NEW YORK: Longtime Goldman Sachs chief executive Lloyd Blankfein is in talks to retire and has been contributing to the bank’s choice of a successor, the Wall Street Journal reported Friday.
Citing people familiar with the matter, the newspaper said Blankfein, who has led the storied investment bank since 2006, “is firmly in control of his exit” and that the timing was fluid.
The company is considering the bank’s two co-presidents Harvey Schwartz and David Solomon for the top spot. Blankfein briefed fellow board members on both candidates at a February meeting but did not signal a preference.
News of Blankfein’s impending departure has stoked speculation he could be succeeded by former Goldman president Gary Cohn, who stepped down this week from the Trump administration amid a dispute over trade policy.
Though still a powerhouse, Goldman Sachs has taken some hits to its financial performance over the last couple of years ago, with low market volatility hitting crucial trading revenue streams.

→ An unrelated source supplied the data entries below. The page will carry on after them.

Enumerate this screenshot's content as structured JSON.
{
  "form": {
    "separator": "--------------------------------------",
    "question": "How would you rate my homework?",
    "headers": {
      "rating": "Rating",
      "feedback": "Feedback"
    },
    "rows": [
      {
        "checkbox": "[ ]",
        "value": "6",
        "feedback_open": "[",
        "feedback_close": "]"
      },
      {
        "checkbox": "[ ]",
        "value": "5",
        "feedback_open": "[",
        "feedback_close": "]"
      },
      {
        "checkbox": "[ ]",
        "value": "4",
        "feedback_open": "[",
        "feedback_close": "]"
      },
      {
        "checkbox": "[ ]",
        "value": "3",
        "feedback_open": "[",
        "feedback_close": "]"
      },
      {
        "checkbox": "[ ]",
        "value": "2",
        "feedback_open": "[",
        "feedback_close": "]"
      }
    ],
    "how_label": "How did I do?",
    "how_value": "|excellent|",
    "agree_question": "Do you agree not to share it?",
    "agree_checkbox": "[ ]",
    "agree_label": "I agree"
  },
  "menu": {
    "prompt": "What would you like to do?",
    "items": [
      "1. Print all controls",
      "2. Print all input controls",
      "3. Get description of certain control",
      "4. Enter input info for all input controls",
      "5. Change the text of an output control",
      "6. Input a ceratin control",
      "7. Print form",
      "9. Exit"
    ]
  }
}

That has partly been offset by gains in an online consumer lending aimed at the general public in a departure from its history as an elite investment bank.
Goldman reported a rare loss in the fourth quarter of $2.1 billion due to the hit from one-time charges connected to US tax reforms.
Shares of Goldman Sachs were up 1.4 per cent at $269.95 in afternoon trading.